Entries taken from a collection

◇ ◇ ◇ ◇ ◇

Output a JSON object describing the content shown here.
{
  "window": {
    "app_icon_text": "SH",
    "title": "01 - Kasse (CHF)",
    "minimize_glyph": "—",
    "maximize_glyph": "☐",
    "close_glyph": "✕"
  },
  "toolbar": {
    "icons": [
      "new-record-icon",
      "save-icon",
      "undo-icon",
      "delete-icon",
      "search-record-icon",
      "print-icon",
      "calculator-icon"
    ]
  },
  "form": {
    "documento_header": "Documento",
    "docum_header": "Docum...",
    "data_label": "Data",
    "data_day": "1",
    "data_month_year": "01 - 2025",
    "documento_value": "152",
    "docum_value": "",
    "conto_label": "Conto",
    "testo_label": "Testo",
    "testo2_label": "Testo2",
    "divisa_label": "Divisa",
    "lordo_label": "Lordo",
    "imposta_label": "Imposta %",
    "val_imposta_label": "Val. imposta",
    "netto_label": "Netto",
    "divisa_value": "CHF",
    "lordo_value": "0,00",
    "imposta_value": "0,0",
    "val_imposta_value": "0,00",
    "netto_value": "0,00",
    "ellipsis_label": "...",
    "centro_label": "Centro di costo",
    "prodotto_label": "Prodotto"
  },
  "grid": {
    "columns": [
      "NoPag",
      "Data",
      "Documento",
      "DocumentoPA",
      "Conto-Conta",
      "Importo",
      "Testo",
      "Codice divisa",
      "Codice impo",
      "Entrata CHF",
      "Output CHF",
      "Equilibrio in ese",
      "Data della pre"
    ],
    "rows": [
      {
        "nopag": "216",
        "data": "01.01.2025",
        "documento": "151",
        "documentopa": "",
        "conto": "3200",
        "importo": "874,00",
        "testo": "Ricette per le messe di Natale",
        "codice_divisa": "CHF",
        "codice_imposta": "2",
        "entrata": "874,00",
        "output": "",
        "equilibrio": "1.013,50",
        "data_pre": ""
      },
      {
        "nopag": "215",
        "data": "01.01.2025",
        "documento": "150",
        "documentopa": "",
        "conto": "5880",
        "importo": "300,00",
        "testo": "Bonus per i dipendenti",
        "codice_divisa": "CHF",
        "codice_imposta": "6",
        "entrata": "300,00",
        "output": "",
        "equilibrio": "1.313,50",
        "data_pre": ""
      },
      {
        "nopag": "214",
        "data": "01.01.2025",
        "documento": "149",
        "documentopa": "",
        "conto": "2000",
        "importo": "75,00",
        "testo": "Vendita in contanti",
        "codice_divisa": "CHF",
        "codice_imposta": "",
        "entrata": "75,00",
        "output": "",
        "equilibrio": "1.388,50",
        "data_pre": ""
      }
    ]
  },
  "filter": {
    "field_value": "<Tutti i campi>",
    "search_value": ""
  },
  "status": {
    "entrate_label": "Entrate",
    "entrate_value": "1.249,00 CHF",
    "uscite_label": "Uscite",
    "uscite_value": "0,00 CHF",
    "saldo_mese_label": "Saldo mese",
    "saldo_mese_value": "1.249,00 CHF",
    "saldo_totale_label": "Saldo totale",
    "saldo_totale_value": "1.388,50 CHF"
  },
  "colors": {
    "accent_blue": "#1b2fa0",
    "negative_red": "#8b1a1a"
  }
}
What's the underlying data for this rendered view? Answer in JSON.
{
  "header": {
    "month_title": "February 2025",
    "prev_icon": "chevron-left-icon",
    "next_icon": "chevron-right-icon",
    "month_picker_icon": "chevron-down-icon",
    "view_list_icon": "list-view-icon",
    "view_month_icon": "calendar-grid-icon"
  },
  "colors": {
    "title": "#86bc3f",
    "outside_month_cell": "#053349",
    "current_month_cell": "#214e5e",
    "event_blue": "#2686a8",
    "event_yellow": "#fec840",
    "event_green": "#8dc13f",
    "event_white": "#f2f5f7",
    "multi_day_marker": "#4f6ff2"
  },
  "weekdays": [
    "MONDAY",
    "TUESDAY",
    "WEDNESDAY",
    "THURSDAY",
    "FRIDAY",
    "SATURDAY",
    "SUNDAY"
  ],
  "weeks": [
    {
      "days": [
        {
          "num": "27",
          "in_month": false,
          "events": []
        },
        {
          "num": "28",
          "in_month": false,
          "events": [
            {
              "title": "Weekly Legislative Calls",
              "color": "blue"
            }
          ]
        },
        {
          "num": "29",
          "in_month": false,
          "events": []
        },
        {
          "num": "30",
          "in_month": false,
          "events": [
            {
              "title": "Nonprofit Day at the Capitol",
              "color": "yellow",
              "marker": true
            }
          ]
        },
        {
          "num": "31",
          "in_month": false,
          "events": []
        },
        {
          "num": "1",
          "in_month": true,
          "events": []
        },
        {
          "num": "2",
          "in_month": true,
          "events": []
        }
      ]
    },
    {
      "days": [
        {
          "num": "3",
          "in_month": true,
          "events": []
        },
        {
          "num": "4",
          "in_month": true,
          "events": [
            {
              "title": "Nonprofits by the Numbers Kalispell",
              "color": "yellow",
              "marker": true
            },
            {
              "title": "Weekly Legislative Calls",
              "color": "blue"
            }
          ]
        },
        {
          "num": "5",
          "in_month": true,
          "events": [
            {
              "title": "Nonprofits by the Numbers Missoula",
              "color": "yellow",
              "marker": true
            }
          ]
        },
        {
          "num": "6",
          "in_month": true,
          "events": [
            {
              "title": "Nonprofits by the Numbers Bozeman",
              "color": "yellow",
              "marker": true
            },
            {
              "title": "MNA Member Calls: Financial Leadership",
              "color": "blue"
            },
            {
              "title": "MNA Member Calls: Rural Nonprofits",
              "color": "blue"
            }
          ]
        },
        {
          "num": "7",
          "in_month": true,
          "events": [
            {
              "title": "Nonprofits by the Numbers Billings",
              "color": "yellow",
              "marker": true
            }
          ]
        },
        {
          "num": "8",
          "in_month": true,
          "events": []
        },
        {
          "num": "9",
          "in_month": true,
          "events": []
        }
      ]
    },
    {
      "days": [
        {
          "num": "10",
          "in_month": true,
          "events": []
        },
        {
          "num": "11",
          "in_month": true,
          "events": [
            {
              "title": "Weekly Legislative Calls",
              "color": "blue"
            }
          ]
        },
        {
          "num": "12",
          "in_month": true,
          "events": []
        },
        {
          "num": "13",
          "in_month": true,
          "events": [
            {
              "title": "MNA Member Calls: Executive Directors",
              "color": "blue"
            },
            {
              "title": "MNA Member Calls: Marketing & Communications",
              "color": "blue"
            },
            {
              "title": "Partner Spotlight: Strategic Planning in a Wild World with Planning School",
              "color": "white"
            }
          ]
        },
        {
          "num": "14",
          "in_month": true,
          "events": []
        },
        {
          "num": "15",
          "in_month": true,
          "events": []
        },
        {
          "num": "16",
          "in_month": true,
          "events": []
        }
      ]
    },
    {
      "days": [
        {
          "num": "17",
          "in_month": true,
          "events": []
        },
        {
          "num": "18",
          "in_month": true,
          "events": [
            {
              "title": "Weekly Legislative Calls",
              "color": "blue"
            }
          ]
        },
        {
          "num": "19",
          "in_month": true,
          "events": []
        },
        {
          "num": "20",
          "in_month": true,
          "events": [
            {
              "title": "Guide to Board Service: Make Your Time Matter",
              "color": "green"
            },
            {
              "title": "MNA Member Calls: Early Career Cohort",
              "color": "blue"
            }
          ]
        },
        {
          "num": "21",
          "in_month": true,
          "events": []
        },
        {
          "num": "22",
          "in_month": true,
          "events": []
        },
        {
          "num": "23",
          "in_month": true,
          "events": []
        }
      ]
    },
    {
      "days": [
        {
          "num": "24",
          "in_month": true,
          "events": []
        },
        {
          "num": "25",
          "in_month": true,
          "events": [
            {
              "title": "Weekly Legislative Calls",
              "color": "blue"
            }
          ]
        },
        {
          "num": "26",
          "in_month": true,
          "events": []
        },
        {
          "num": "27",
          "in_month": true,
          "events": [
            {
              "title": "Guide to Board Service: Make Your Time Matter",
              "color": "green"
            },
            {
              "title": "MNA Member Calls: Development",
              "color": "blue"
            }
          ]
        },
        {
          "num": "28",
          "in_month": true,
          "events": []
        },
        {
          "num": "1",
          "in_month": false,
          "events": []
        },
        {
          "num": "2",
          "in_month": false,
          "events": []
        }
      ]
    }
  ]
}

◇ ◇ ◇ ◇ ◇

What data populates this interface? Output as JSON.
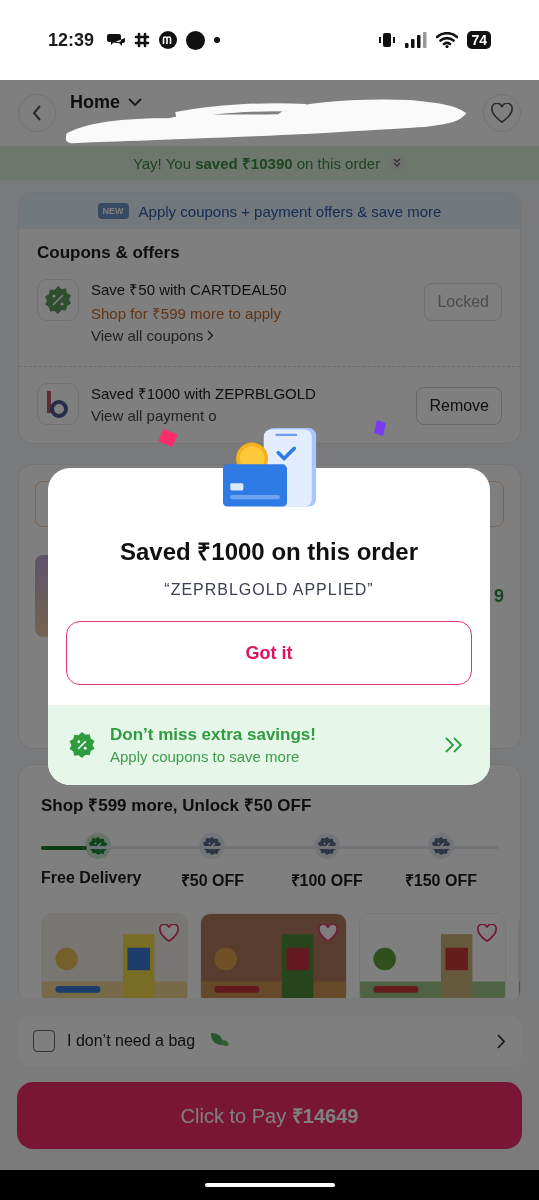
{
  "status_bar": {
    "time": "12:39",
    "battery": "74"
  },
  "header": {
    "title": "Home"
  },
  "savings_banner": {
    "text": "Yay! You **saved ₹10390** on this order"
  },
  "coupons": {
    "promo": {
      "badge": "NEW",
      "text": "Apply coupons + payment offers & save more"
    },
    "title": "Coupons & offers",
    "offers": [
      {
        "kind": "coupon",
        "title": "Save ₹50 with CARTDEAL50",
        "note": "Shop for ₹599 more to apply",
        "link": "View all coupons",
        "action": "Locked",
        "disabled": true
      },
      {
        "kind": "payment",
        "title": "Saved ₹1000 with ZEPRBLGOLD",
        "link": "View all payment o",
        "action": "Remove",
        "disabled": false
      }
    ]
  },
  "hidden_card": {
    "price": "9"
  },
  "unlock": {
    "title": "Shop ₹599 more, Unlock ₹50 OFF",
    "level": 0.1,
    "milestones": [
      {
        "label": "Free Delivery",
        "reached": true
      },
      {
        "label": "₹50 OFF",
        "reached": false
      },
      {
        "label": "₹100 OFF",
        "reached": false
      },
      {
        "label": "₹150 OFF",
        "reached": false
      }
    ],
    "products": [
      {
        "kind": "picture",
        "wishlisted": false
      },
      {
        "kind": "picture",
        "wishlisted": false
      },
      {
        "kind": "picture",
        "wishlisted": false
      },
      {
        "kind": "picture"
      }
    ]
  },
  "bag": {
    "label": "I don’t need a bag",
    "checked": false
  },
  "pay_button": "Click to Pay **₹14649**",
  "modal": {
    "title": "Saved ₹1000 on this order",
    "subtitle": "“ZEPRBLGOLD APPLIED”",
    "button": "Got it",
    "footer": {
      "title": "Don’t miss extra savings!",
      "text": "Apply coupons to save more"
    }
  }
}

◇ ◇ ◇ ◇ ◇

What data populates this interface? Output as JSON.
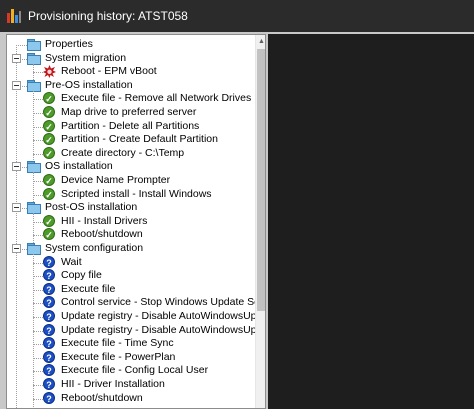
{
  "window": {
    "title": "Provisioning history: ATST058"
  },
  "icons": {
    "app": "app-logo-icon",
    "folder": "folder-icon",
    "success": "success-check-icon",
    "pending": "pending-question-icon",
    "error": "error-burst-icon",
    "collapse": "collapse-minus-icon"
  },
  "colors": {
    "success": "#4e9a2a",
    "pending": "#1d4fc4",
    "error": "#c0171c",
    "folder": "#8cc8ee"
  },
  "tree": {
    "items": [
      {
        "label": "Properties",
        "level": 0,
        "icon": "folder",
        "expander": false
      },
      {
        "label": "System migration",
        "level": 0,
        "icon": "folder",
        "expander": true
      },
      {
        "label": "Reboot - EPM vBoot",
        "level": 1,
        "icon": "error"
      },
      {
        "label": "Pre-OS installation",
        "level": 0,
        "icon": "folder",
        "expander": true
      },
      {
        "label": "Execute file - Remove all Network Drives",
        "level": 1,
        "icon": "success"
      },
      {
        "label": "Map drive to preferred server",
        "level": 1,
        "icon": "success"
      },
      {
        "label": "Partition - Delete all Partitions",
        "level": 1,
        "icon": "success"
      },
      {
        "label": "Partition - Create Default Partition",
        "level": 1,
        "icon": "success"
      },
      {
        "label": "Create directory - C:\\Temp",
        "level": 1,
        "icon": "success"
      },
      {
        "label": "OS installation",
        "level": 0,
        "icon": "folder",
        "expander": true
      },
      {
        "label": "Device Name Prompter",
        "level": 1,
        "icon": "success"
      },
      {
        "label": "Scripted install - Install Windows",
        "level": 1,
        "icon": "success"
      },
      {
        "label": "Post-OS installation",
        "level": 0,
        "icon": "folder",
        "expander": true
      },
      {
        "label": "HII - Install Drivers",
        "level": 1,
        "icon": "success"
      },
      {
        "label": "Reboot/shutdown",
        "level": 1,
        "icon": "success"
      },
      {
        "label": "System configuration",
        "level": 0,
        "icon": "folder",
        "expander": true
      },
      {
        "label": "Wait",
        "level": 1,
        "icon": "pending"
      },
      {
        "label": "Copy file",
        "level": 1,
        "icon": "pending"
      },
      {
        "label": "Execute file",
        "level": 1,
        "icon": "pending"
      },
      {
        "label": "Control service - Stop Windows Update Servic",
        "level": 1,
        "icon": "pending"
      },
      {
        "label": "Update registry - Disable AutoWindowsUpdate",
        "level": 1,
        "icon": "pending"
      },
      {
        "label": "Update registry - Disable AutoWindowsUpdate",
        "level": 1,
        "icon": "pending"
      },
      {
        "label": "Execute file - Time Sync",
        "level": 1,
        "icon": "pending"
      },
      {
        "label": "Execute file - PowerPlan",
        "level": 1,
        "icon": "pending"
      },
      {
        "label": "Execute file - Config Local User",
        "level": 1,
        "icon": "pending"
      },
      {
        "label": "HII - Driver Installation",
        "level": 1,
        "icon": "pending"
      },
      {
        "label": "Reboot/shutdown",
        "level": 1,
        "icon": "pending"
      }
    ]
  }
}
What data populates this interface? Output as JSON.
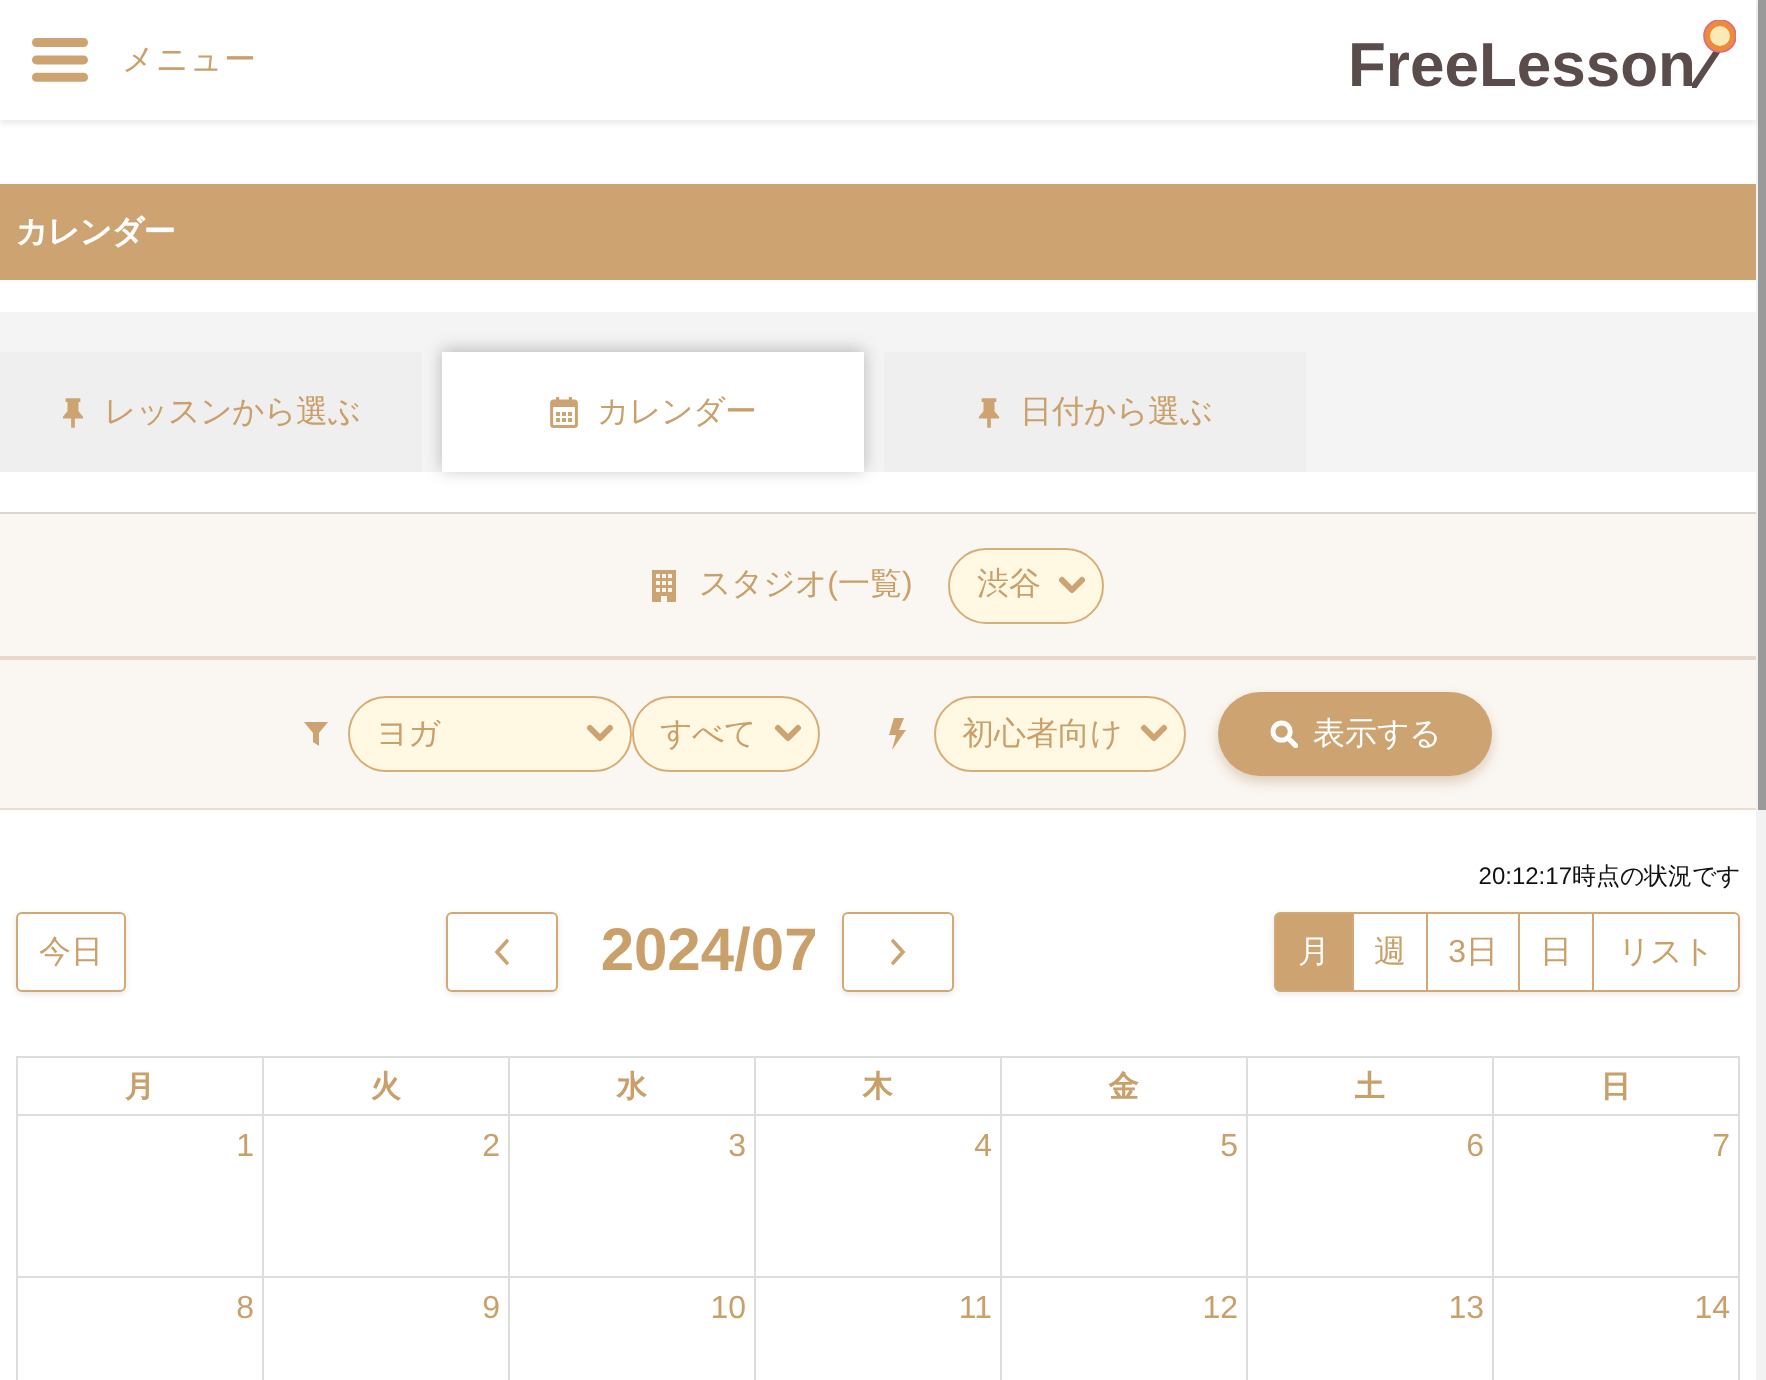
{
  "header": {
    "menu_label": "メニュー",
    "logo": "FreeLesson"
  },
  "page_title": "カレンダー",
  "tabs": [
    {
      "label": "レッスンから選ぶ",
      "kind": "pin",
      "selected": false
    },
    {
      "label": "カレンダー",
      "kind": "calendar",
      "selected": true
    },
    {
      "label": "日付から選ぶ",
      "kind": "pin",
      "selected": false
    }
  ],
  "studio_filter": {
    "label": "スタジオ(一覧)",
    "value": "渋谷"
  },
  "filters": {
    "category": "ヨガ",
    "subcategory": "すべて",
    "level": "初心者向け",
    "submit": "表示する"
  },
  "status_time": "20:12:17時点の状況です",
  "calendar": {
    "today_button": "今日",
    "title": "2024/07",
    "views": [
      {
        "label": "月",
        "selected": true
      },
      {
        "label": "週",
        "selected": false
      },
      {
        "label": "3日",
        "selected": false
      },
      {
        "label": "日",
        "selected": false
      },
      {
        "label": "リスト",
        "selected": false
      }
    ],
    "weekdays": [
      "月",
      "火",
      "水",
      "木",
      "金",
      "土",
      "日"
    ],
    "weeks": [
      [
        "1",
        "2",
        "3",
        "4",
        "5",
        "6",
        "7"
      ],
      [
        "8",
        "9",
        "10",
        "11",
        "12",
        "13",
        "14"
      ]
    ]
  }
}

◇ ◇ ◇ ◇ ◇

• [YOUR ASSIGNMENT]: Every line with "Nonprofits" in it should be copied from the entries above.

• [RESULT FOR THIS TASK]:
              "title": "Nonprofits by the Numbers Kalispell",
              "title": "Nonprofits by the Numbers Missoula",
              "title": "Nonprofits by the Numbers Bozeman",
              "title": "MNA Member Calls: Rural Nonprofits",
              "title": "Nonprofits by the Numbers Billings",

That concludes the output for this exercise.